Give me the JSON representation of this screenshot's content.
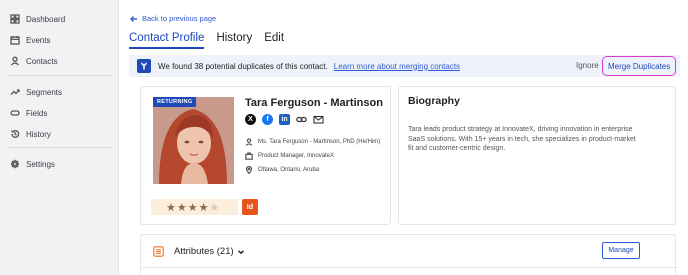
{
  "sidebar": {
    "items": [
      {
        "label": "Dashboard",
        "icon": "dashboard-icon"
      },
      {
        "label": "Events",
        "icon": "calendar-icon"
      },
      {
        "label": "Contacts",
        "icon": "person-icon"
      },
      {
        "label": "Segments",
        "icon": "trend-icon"
      },
      {
        "label": "Fields",
        "icon": "field-icon"
      },
      {
        "label": "History",
        "icon": "history-icon"
      },
      {
        "label": "Settings",
        "icon": "gear-icon"
      }
    ]
  },
  "header": {
    "back_label": "Back to previous page",
    "tabs": [
      "Contact Profile",
      "History",
      "Edit"
    ],
    "active_tab": "Contact Profile"
  },
  "duplicates": {
    "message": "We found 38 potential duplicates of this contact.",
    "learn_more": "Learn more about merging contacts",
    "ignore_label": "Ignore",
    "merge_label": "Merge Duplicates"
  },
  "contact": {
    "badge": "RETURNING",
    "name": "Tara Ferguson - Martinson",
    "social": [
      "x-icon",
      "facebook-icon",
      "linkedin-icon",
      "link-icon",
      "mail-icon"
    ],
    "full_name": "Ms. Tara Ferguson - Martinson, PhD (He/Him)",
    "job": "Product Manager, InnovateX",
    "location": "Ottawa, Ontario, Aruba",
    "rating": 4,
    "rating_max": 5,
    "id_badge": "Id"
  },
  "biography": {
    "title": "Biography",
    "text": "Tara leads product strategy at InnovateX, driving innovation in enterprise SaaS solutions. With 15+ years in tech, she specializes in product-market fit and customer-centric design."
  },
  "attributes": {
    "label": "Attributes (21)",
    "manage_label": "Manage"
  },
  "colors": {
    "accent": "#1f48b8",
    "highlight": "#d63ad6",
    "id_badge": "#e8531b",
    "banner_bg": "#eef3fb"
  }
}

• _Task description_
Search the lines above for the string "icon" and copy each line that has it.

• _Completed exercise_
        "icon": "dashboard-icon"
        "icon": "calendar-icon"
        "icon": "person-icon"
        "icon": "trend-icon"
        "icon": "field-icon"
        "icon": "history-icon"
        "icon": "gear-icon"
      "x-icon",
      "facebook-icon",
      "linkedin-icon",
      "link-icon",
      "mail-icon"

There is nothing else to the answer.